§ YOUR OBJECTIVE: Print every record exactly.

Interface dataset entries
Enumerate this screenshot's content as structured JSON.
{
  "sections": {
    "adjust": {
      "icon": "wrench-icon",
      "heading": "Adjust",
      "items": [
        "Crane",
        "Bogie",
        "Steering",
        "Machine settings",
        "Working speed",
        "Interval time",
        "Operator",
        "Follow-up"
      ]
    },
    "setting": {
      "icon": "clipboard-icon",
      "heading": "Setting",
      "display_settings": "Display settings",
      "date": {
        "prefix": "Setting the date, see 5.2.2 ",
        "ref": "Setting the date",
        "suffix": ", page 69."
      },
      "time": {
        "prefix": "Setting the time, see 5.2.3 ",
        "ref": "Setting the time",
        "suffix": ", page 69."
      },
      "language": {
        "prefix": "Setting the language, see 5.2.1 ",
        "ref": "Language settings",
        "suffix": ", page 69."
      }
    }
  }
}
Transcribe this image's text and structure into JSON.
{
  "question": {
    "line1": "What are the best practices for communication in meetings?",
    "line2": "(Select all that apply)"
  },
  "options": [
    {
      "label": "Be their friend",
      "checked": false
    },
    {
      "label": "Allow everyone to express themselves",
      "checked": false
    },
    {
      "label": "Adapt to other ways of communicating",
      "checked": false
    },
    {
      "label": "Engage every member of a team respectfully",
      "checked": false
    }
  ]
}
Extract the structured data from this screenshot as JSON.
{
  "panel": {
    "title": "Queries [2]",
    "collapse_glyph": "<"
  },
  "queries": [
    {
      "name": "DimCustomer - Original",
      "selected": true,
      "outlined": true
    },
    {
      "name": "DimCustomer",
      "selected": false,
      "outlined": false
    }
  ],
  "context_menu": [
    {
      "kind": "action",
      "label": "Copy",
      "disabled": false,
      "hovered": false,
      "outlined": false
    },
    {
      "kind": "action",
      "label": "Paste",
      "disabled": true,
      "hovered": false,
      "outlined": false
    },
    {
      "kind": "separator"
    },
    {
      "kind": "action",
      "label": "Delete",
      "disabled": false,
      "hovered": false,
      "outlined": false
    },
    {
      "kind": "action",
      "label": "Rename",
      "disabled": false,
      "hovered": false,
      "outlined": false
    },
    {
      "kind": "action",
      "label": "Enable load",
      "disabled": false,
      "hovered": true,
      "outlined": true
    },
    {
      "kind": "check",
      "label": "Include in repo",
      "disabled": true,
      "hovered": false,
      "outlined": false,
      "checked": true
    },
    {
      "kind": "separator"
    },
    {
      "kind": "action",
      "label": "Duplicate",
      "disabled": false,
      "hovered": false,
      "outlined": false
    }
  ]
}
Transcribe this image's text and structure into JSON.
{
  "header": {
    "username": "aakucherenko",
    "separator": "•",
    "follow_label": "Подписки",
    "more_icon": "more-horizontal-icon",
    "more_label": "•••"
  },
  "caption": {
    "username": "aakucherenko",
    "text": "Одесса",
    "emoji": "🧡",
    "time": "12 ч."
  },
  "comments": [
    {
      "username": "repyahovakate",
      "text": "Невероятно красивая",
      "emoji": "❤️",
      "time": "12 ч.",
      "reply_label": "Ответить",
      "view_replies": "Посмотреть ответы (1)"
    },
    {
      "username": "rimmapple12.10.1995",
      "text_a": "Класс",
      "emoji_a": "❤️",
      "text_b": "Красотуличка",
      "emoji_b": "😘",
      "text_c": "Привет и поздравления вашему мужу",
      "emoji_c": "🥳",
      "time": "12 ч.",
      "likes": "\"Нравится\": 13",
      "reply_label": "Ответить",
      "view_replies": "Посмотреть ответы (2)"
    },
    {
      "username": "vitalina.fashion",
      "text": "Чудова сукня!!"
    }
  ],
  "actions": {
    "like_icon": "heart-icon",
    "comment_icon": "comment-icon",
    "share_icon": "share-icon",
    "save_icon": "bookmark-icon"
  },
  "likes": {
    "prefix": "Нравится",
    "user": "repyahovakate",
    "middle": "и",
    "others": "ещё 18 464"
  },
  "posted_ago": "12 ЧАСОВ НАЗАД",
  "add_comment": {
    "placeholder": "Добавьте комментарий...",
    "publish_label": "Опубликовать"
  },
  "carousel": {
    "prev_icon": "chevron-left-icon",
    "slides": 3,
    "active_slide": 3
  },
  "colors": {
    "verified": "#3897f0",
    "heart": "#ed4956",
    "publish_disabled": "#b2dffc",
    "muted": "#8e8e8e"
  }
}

§ RESPONSE TO THIS TASK:
Enumerate this screenshot's content as structured JSON.
{
  "sections": {
    "adjust": {
      "icon": "wrench-icon",
      "heading": "Adjust",
      "items": [
        "Crane",
        "Bogie",
        "Steering",
        "Machine settings",
        "Working speed",
        "Interval time",
        "Operator",
        "Follow-up"
      ]
    },
    "setting": {
      "icon": "clipboard-icon",
      "heading": "Setting",
      "display_settings": "Display settings",
      "date": {
        "prefix": "Setting the date, see 5.2.2 ",
        "ref": "Setting the date",
        "suffix": ", page 69."
      },
      "time": {
        "prefix": "Setting the time, see 5.2.3 ",
        "ref": "Setting the time",
        "suffix": ", page 69."
      },
      "language": {
        "prefix": "Setting the language, see 5.2.1 ",
        "ref": "Language settings",
        "suffix": ", page 69."
      }
    }
  }
}
Transcribe this image's text and structure into JSON.
{
  "question": {
    "line1": "What are the best practices for communication in meetings?",
    "line2": "(Select all that apply)"
  },
  "options": [
    {
      "label": "Be their friend",
      "checked": false
    },
    {
      "label": "Allow everyone to express themselves",
      "checked": false
    },
    {
      "label": "Adapt to other ways of communicating",
      "checked": false
    },
    {
      "label": "Engage every member of a team respectfully",
      "checked": false
    }
  ]
}
Extract the structured data from this screenshot as JSON.
{
  "panel": {
    "title": "Queries [2]",
    "collapse_glyph": "<"
  },
  "queries": [
    {
      "name": "DimCustomer - Original",
      "selected": true,
      "outlined": true
    },
    {
      "name": "DimCustomer",
      "selected": false,
      "outlined": false
    }
  ],
  "context_menu": [
    {
      "kind": "action",
      "label": "Copy",
      "disabled": false,
      "hovered": false,
      "outlined": false
    },
    {
      "kind": "action",
      "label": "Paste",
      "disabled": true,
      "hovered": false,
      "outlined": false
    },
    {
      "kind": "separator"
    },
    {
      "kind": "action",
      "label": "Delete",
      "disabled": false,
      "hovered": false,
      "outlined": false
    },
    {
      "kind": "action",
      "label": "Rename",
      "disabled": false,
      "hovered": false,
      "outlined": false
    },
    {
      "kind": "action",
      "label": "Enable load",
      "disabled": false,
      "hovered": true,
      "outlined": true
    },
    {
      "kind": "check",
      "label": "Include in repo",
      "disabled": true,
      "hovered": false,
      "outlined": false,
      "checked": true
    },
    {
      "kind": "separator"
    },
    {
      "kind": "action",
      "label": "Duplicate",
      "disabled": false,
      "hovered": false,
      "outlined": false
    }
  ]
}
Transcribe this image's text and structure into JSON.
{
  "header": {
    "username": "aakucherenko",
    "separator": "•",
    "follow_label": "Подписки",
    "more_icon": "more-horizontal-icon",
    "more_label": "•••"
  },
  "caption": {
    "username": "aakucherenko",
    "text": "Одесса",
    "emoji": "🧡",
    "time": "12 ч."
  },
  "comments": [
    {
      "username": "repyahovakate",
      "text": "Невероятно красивая",
      "emoji": "❤️",
      "time": "12 ч.",
      "reply_label": "Ответить",
      "view_replies": "Посмотреть ответы (1)"
    },
    {
      "username": "rimmapple12.10.1995",
      "text_a": "Класс",
      "emoji_a": "❤️",
      "text_b": "Красотуличка",
      "emoji_b": "😘",
      "text_c": "Привет и поздравления вашему мужу",
      "emoji_c": "🥳",
      "time": "12 ч.",
      "likes": "\"Нравится\": 13",
      "reply_label": "Ответить",
      "view_replies": "Посмотреть ответы (2)"
    },
    {
      "username": "vitalina.fashion",
      "text": "Чудова сукня!!"
    }
  ],
  "actions": {
    "like_icon": "heart-icon",
    "comment_icon": "comment-icon",
    "share_icon": "share-icon",
    "save_icon": "bookmark-icon"
  },
  "likes": {
    "prefix": "Нравится",
    "user": "repyahovakate",
    "middle": "и",
    "others": "ещё 18 464"
  },
  "posted_ago": "12 ЧАСОВ НАЗАД",
  "add_comment": {
    "placeholder": "Добавьте комментарий...",
    "publish_label": "Опубликовать"
  },
  "carousel": {
    "prev_icon": "chevron-left-icon",
    "slides": 3,
    "active_slide": 3
  },
  "colors": {
    "verified": "#3897f0",
    "heart": "#ed4956",
    "publish_disabled": "#b2dffc",
    "muted": "#8e8e8e"
  }
}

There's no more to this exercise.